September 21 2011
By John Schwarb, PGATOUR.COM
If adidas Golf was looking for a pure PGA TOUR test in its new spikeless STREET golf shoes, it got one during the BMW Championship.
The Rees Jones-redesigned layout at Cog Hill was long and tough, then cold and wet weather added to the challenge. Was this a good time to be shunning spikes?
For Justin Rose, the answer was “absolutely.”
Rose put the shoes in play for the first time in competition at the BMW, after having foot issues during practice rounds. Adidas Golf vice president Kevin Ross said Rose’s feet are somewhat less flexible than other players’, and that the STREET shoes provided more freedom in movement.
“There was no hesitation (from the company) putting Justin in that shoe,” Ross said. “For him, it was a big decision to wear a shoe in that type of weather.”
NBC’s Johnny Miller wondered on the air whether Rose was getting enough traction, but Rose’s play provided the answer.
The STREET shoes, available in select U.S. markets in November, are just that – meant to be worn on and off the course. Adidas says Rose’s win was the first on TOUR for such a shoe. (Fred Couples made waves on the Champions Tour and at the 2010 Masters by wearing ECCO street-style shoes.)
Instead of traditional cleats, the shoe has traction soles with molded studs.
“I think it’s the tip of the iceberg of what players are looking for,” Ross said. “Some players are willing to sacrifice stability for flexibility. Great golfers have great footwork, they know how their feet move.”
Ross said fellow adidas staff player Dustin Johnson called in the wake of Rose’s win, and some shoes were sent to him at the TOUR Championship by Coca-Cola. So who knows, maybe next trend in soft spikes will actually be no spikes at all.
NEW SHOES, BUT NO BELLY: Rose may be a trendsetter in shoes, but he’s not jumping on the belly putter bandwagon, as our Helen Ross wrote. He tinkered with one before the BMW, but stuck with his white Corza Ghost when it counted.
WINNING ROTATION: Webb Simpson sits in the catbird’s seat for the start of the TOUR Championship by Coca-Cola, No. 1 in FedExCup points and therefore having the inside track to the $10 million payout.
He got to that point with a revolving door atop his bag.

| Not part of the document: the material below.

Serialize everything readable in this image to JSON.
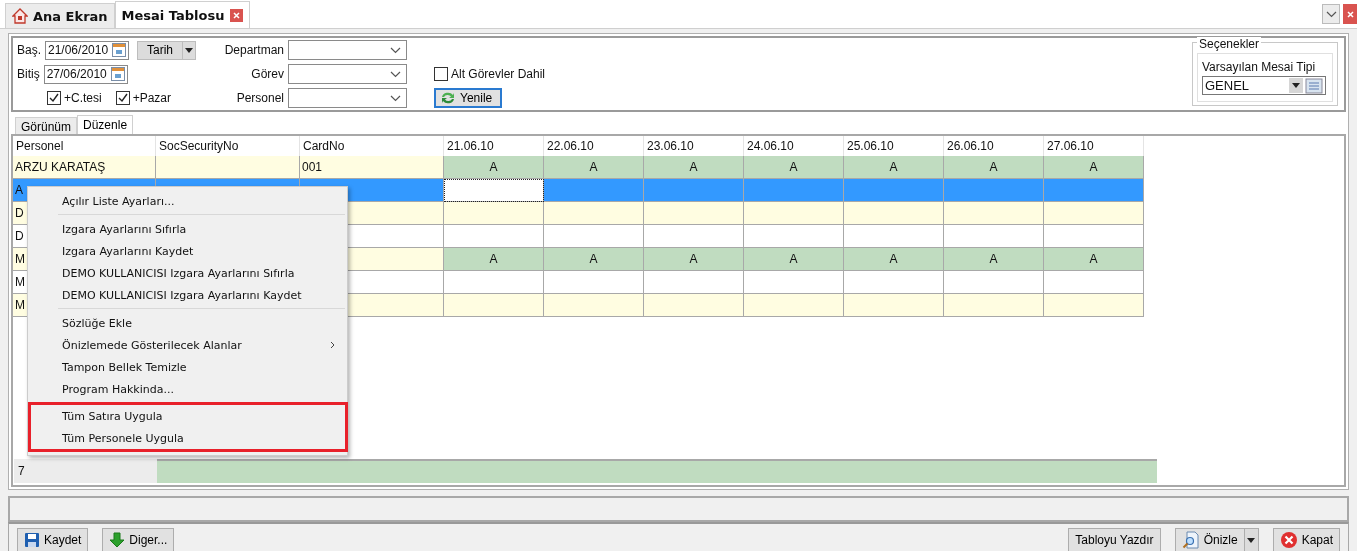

Ryan Ballengee wrote that Simpson used a Titleist 909 driver with a UST Mamiya AXIVcore shaft in winning the Wyndham Championship. Then, in winning the Deutsche Bank Championship, he changed to UST VTS Black shafts in his Titleist 910 3- and 5-woods, citing better trajectory control.
At East Lake, he was testing a 910 driver but said he wouldn’t be making that switch on the eve of the crucial FedExCup finale.
“My kind of rule of thumb is if I don't love a club, I don't mind switching even if I play well the week before,”
LONG TOM: Cobra’s latest weapon in the driver distance wars is the Long Tom, a 48-inch all-black driver with a face made from a new titanium alloy that Cobra says is stronger than its previous drivers.
The club weighs just 269 grams and comes with a Grafalloy Blackbird shaft and a Winn Ultra Light/Shorty grip that’s so small as to discourage players from choking down on the club. Not that one would want to choke down on a club that’s four feet long.
The Long Tom will be in stores in late November, while in October the company will release 500 Long Tom RAW models, with no cosmetic or paint treatments to the clubhead. Just in case you’ve been tired of looking at white drivers all year.